Unfortunately, Vietnam is seriously lagging its main competitors in the region in terms of available digital skills today (see Figure). If we assume that Vietnam’s pool of skilled workers will fall short of what is required by a rapid digital transformation, the economy could lose as many as two million jobs by 2045. Therefore the digital transformation will lead to the replacement of labor by digital capital, reducing overall gains for the economy, and creating significant inequalities that could in turn generate economic and social tensions.


Source: World Economic Forum Competitiveness Report, 2019.

The main takeaway of this exercise is that the success of digital transformation of the Vietnamese economy will require upgrading the digital skills of its local labor force. Otherwise, Vietnam will gain little (or not as much as expected) from this process, as many Vietnamese won’t be able to find a job. 

Upgrading the skills of the workforce is by no means is impossible for Vietnam. One could expect the domestic labor market to adjust gradually over time as the excess demand for skilled labor leads to higher relative wages that will in turn incentivize workers and firms to further invest in education and training.
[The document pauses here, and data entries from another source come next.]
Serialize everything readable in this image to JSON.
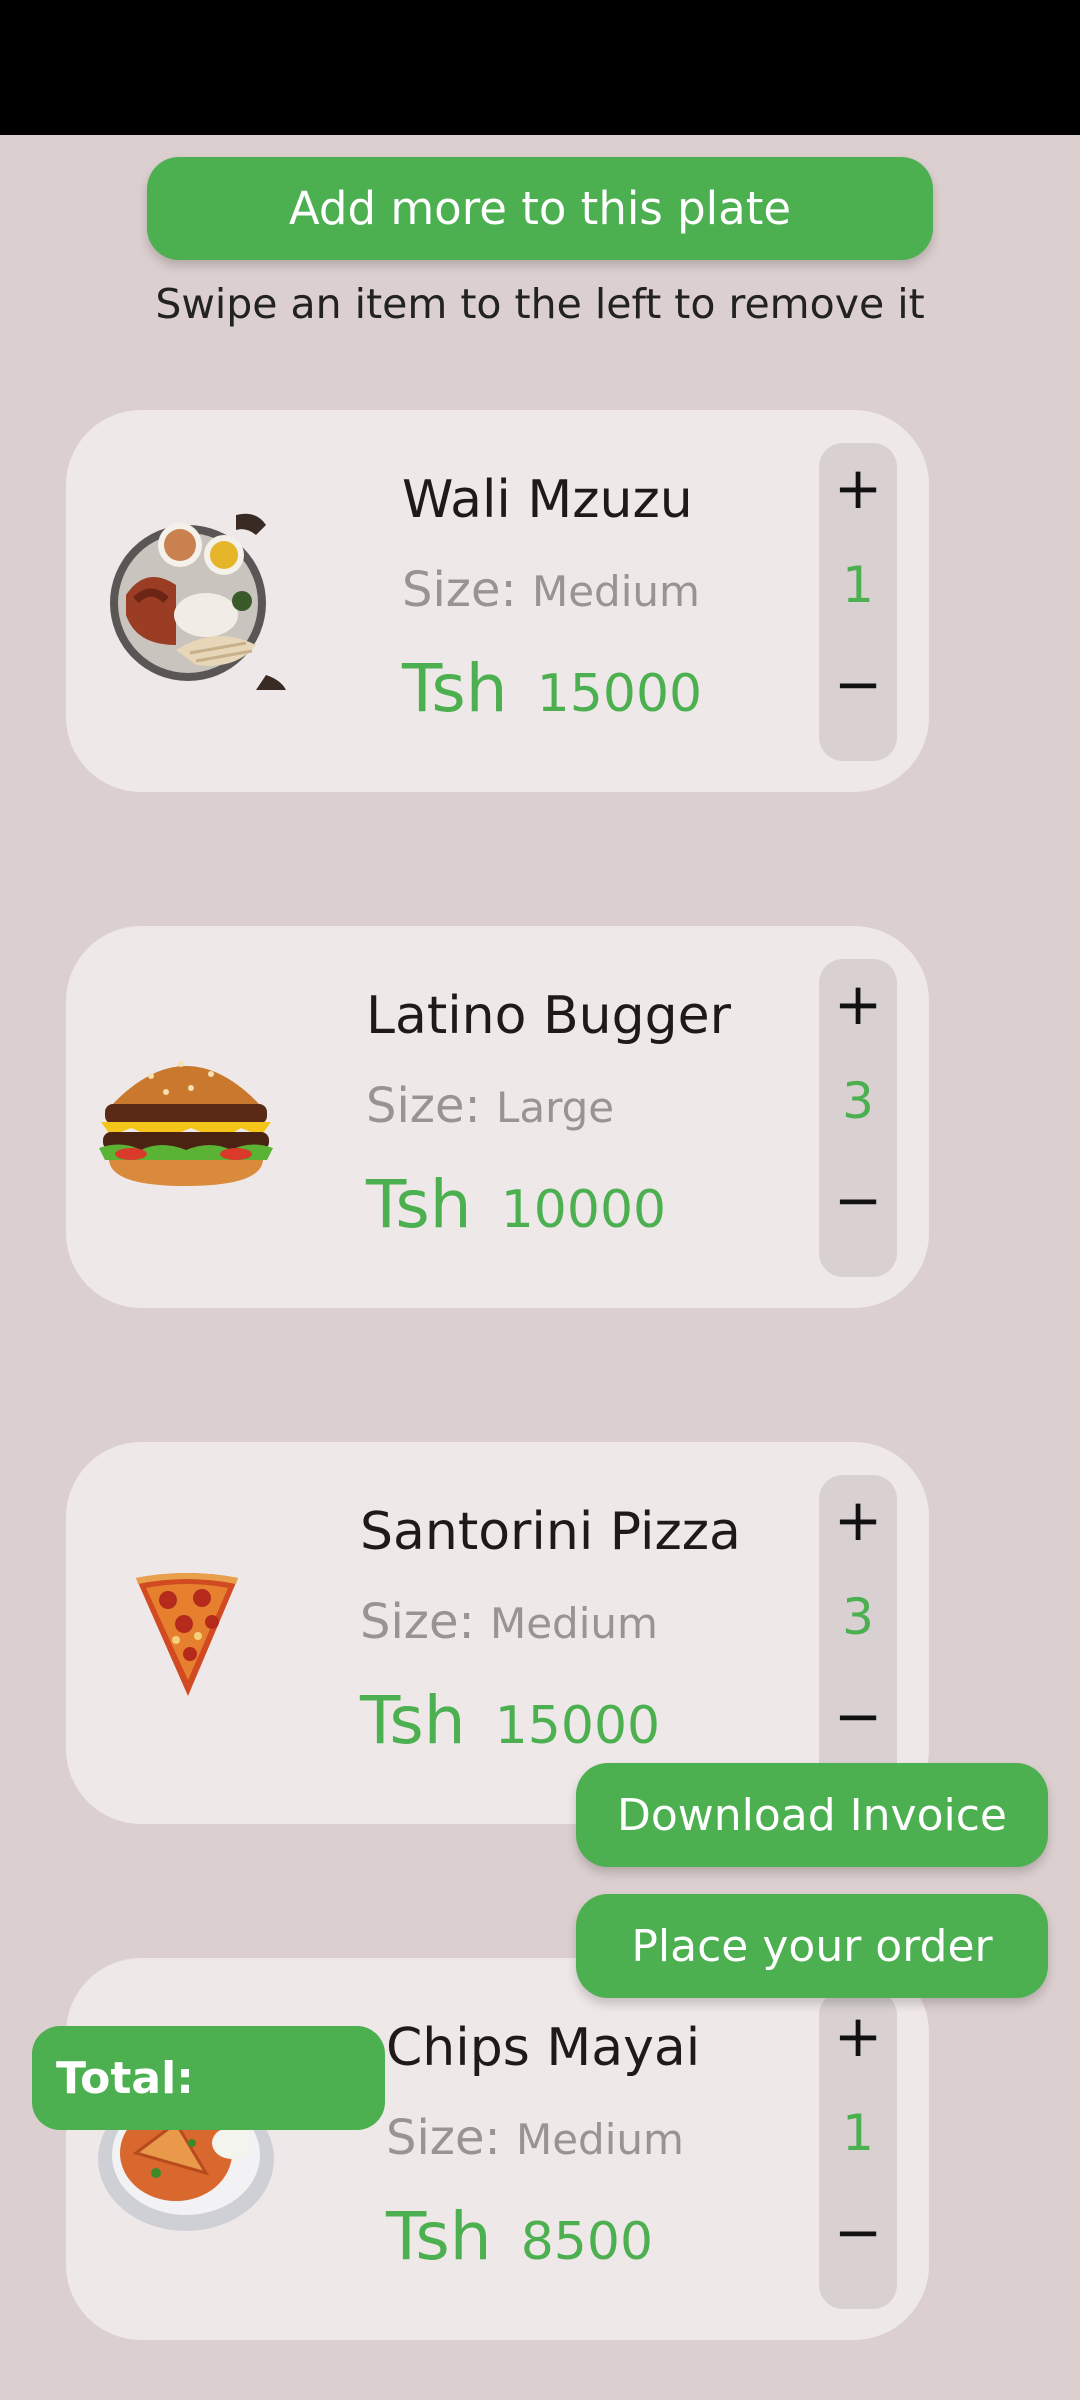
{
  "add_more_label": "Add more to this plate",
  "hint": "Swipe an item to the left to remove it",
  "currency": "Tsh",
  "size_label": "Size:",
  "items": [
    {
      "name": "Wali Mzuzu",
      "size": "Medium",
      "price": "15000",
      "qty": "1",
      "image_icon": "rice-plate-icon"
    },
    {
      "name": "Latino Bugger",
      "size": "Large",
      "price": "10000",
      "qty": "3",
      "image_icon": "burger-icon"
    },
    {
      "name": "Santorini Pizza",
      "size": "Medium",
      "price": "15000",
      "qty": "3",
      "image_icon": "pizza-slice-icon"
    },
    {
      "name": "Chips Mayai",
      "size": "Medium",
      "price": "8500",
      "qty": "1",
      "image_icon": "chips-omelette-icon"
    }
  ],
  "qty_plus": "+",
  "qty_minus": "−",
  "download_invoice_label": "Download Invoice",
  "place_order_label": "Place your order",
  "total_label": "Total:",
  "colors": {
    "accent": "#4caf50",
    "background": "#dccfcf",
    "card": "#efe8e8"
  }
}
However, such market-driven adjustment will take time, as demonstrated by international experience. Workers may not have the information or the financial resources to invest in longer education paths, while firms may be reluctant to train workers who could take their new skills to competitors.

To upgrade the country’s labor force and respond to the higher demand for skilled labor by businesses, the government will have to act boldly, preferably in close coordination with the private sector . Further flexibility will be needed so that workers can move easily from one sector to another by removing many existing legal obstacles to labor mobility. The authorities can help provide information to workers on labor market trends and demands to inform their decision-making. The development of skills will also require improving the quality of technical/vocational education programs, facilitating the entry or the return of talented workers, and supporting firms and workers financially in their efforts to acquire new sets of skills. If many countries around the world have adopted one or several measures to support these actions, the most successful ones, like Singapore or the Republic of Korea, have implemented all of them simultaneously. This is what we recommend Vietnam should do with a sense of urgency in our August Taking Stock report, Digital Vietnam – The Path to Tomorrow.  


Jacques Morisset

Lead Economist and Program Leader, World Bank

Join the Conversation

The content of this field is kept private and will not be shown publicly
Remaining characters: 1000